* **Task objective**
I need each line of the entries below that includes the string "Coffee".

Dataset items:
--------------------------------------------------

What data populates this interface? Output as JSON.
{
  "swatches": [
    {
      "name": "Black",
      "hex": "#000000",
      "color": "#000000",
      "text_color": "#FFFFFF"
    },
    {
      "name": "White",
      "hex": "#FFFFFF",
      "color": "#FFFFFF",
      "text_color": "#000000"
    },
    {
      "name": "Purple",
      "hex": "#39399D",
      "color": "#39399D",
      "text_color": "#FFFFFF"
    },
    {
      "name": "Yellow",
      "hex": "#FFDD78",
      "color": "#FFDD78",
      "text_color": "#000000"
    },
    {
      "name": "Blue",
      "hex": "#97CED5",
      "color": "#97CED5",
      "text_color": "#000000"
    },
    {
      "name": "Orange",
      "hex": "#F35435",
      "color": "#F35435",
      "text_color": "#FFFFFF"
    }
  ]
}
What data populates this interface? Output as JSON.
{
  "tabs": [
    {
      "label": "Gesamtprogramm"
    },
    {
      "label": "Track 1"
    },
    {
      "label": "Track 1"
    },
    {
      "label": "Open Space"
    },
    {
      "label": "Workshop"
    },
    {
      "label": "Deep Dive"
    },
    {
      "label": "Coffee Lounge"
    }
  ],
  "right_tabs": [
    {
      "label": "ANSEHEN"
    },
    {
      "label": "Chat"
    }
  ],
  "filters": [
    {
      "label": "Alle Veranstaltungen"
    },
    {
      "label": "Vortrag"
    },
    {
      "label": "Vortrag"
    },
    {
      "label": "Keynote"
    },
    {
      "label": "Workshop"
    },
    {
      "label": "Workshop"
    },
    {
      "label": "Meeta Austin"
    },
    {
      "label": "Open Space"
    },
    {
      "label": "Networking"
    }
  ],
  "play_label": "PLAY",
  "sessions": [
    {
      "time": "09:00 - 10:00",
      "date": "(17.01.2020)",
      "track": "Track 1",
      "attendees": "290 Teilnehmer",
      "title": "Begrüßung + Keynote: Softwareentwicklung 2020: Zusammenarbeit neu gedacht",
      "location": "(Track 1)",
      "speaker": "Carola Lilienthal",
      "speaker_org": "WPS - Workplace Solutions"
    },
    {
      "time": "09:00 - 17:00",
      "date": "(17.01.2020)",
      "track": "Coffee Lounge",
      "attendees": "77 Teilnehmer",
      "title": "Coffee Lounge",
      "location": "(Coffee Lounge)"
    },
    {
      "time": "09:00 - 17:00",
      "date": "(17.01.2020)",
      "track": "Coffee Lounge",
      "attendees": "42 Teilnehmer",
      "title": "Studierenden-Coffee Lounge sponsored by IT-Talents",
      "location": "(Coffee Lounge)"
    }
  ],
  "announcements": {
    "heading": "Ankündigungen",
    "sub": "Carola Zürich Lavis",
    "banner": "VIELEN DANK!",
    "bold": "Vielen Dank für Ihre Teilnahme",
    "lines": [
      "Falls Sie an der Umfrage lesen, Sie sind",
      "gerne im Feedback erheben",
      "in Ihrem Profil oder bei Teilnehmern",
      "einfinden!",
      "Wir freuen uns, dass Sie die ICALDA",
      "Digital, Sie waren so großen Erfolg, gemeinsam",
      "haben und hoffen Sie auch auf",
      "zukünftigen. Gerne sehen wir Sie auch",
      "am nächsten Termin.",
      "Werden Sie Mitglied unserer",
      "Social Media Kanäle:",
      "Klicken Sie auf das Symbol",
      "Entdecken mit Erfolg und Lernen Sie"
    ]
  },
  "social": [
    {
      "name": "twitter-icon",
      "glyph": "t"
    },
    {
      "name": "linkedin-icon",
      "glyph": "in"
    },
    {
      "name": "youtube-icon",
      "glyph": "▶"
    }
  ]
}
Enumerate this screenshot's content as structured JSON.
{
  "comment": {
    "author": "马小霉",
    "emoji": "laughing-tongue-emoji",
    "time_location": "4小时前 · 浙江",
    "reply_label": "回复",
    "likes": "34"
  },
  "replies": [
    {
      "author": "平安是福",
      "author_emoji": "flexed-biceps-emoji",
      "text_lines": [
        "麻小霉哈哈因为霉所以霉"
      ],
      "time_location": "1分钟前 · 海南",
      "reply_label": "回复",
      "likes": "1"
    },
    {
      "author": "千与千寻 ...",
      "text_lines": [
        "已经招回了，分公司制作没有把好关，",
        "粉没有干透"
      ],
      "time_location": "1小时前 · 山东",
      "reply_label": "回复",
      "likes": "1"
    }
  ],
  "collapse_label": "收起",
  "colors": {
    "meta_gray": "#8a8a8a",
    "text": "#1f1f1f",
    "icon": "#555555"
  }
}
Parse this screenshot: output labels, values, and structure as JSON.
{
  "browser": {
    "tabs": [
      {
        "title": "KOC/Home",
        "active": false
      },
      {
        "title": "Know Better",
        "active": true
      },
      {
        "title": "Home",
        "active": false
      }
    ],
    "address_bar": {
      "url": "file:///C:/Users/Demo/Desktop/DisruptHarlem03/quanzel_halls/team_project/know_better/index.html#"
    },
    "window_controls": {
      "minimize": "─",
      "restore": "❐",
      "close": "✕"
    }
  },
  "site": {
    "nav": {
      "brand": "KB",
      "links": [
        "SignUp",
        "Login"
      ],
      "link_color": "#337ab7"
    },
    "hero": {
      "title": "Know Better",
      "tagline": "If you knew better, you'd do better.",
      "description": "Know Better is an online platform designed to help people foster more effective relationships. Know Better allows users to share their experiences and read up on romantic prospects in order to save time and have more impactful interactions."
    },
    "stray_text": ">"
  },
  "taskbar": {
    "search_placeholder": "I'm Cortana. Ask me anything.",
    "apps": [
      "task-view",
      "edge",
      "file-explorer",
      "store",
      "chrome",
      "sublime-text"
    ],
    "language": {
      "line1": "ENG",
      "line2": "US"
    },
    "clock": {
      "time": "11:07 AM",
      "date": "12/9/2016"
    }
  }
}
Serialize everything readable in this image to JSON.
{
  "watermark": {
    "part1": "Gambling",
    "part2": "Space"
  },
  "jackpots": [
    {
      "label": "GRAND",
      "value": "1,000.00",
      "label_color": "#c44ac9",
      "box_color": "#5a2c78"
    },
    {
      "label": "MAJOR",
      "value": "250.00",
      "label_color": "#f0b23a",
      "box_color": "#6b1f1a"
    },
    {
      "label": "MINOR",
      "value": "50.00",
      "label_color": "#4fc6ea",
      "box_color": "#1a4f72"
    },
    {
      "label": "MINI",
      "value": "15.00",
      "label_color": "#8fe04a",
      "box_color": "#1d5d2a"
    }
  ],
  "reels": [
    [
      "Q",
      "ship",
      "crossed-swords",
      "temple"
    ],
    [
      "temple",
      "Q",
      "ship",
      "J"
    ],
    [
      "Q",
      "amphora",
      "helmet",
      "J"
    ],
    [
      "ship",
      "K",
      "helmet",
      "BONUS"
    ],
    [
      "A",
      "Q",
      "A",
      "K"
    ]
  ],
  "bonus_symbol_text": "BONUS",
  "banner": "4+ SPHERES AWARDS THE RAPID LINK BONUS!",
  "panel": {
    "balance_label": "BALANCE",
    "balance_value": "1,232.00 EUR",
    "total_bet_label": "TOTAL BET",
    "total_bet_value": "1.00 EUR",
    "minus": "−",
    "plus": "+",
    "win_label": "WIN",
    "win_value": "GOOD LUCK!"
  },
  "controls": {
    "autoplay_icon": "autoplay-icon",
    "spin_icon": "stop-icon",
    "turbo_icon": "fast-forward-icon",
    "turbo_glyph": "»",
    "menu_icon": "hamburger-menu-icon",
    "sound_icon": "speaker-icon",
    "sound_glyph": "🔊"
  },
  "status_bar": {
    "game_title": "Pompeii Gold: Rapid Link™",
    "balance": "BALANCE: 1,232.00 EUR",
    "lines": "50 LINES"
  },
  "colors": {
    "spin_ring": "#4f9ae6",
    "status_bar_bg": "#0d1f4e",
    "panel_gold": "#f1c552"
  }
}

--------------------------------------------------

* **Written solution**
      "label": "Coffee Lounge"
      "track": "Coffee Lounge",
      "title": "Coffee Lounge",
      "location": "(Coffee Lounge)"
      "track": "Coffee Lounge",
      "title": "Studierenden-Coffee Lounge sponsored by IT-Talents",
      "location": "(Coffee Lounge)"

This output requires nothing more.